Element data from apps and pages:
Segment Open

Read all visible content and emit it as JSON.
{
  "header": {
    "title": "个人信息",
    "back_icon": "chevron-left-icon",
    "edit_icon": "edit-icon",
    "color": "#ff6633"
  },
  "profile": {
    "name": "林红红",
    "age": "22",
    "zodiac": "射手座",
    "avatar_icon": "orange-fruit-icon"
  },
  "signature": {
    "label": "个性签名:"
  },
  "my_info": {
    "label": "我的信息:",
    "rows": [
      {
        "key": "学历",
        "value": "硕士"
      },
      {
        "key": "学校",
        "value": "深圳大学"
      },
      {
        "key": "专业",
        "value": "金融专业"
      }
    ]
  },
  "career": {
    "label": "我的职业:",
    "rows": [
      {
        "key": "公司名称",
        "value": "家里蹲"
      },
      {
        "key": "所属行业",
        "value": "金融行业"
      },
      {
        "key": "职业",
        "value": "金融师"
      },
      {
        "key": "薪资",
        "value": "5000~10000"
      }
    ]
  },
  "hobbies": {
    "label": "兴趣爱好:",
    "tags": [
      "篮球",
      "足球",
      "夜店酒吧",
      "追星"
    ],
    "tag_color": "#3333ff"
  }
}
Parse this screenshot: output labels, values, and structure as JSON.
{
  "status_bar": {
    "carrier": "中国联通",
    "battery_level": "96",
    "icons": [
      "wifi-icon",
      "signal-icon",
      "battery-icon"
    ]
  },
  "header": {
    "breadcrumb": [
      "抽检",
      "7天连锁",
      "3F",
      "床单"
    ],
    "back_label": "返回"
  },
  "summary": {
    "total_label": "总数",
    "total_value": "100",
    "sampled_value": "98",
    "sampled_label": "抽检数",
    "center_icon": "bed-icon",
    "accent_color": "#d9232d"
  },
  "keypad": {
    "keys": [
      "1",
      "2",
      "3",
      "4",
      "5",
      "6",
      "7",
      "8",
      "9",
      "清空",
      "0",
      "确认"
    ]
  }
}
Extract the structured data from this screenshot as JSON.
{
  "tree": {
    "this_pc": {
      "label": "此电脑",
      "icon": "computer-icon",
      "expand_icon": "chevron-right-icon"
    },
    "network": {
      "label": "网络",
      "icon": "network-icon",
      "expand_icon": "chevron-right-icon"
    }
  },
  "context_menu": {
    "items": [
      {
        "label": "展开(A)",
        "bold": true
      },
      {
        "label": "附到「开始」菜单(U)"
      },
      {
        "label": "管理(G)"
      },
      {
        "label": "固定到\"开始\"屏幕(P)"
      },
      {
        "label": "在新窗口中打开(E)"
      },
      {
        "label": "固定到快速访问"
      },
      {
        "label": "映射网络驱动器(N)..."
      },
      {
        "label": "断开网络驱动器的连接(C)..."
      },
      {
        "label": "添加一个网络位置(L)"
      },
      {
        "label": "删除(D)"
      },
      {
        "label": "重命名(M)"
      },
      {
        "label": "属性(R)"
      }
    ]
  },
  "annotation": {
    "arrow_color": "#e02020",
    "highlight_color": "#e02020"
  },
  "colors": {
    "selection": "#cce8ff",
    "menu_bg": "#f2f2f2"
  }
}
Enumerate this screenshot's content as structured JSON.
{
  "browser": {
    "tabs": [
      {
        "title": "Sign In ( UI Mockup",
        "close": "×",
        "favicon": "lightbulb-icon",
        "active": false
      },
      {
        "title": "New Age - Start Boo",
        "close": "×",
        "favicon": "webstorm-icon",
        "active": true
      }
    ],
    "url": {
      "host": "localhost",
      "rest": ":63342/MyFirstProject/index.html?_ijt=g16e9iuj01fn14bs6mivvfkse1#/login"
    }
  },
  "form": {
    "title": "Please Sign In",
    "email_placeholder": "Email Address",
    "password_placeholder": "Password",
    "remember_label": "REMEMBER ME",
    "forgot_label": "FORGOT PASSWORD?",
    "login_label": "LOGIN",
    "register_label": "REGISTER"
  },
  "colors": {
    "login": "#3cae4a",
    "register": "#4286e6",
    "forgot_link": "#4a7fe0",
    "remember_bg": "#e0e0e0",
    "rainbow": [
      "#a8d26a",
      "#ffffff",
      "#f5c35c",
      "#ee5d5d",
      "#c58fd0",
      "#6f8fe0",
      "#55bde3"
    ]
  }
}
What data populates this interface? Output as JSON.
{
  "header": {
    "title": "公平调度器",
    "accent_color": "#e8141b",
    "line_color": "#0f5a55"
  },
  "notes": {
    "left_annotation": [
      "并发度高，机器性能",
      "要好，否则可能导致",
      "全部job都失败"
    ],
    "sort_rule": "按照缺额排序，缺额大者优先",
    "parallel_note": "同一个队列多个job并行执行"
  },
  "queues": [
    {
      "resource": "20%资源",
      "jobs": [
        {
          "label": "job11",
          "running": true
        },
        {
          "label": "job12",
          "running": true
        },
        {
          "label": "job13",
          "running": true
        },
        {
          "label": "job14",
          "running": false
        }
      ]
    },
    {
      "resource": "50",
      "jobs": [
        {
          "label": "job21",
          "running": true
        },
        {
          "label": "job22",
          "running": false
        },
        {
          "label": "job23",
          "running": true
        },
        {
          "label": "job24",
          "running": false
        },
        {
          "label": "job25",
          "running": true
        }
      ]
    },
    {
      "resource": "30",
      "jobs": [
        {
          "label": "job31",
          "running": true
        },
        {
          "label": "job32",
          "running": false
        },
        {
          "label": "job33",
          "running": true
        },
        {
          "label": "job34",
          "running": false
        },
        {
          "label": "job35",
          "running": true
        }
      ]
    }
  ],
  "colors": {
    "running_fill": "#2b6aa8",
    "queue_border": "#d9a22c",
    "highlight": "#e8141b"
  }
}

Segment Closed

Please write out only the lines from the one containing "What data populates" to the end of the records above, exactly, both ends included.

> [THE COMPLETED TASK]
What data populates this interface? Output as JSON.
{
  "header": {
    "title": "公平调度器",
    "accent_color": "#e8141b",
    "line_color": "#0f5a55"
  },
  "notes": {
    "left_annotation": [
      "并发度高，机器性能",
      "要好，否则可能导致",
      "全部job都失败"
    ],
    "sort_rule": "按照缺额排序，缺额大者优先",
    "parallel_note": "同一个队列多个job并行执行"
  },
  "queues": [
    {
      "resource": "20%资源",
      "jobs": [
        {
          "label": "job11",
          "running": true
        },
        {
          "label": "job12",
          "running": true
        },
        {
          "label": "job13",
          "running": true
        },
        {
          "label": "job14",
          "running": false
        }
      ]
    },
    {
      "resource": "50",
      "jobs": [
        {
          "label": "job21",
          "running": true
        },
        {
          "label": "job22",
          "running": false
        },
        {
          "label": "job23",
          "running": true
        },
        {
          "label": "job24",
          "running": false
        },
        {
          "label": "job25",
          "running": true
        }
      ]
    },
    {
      "resource": "30",
      "jobs": [
        {
          "label": "job31",
          "running": true
        },
        {
          "label": "job32",
          "running": false
        },
        {
          "label": "job33",
          "running": true
        },
        {
          "label": "job34",
          "running": false
        },
        {
          "label": "job35",
          "running": true
        }
      ]
    }
  ],
  "colors": {
    "running_fill": "#2b6aa8",
    "queue_border": "#d9a22c",
    "highlight": "#e8141b"
  }
}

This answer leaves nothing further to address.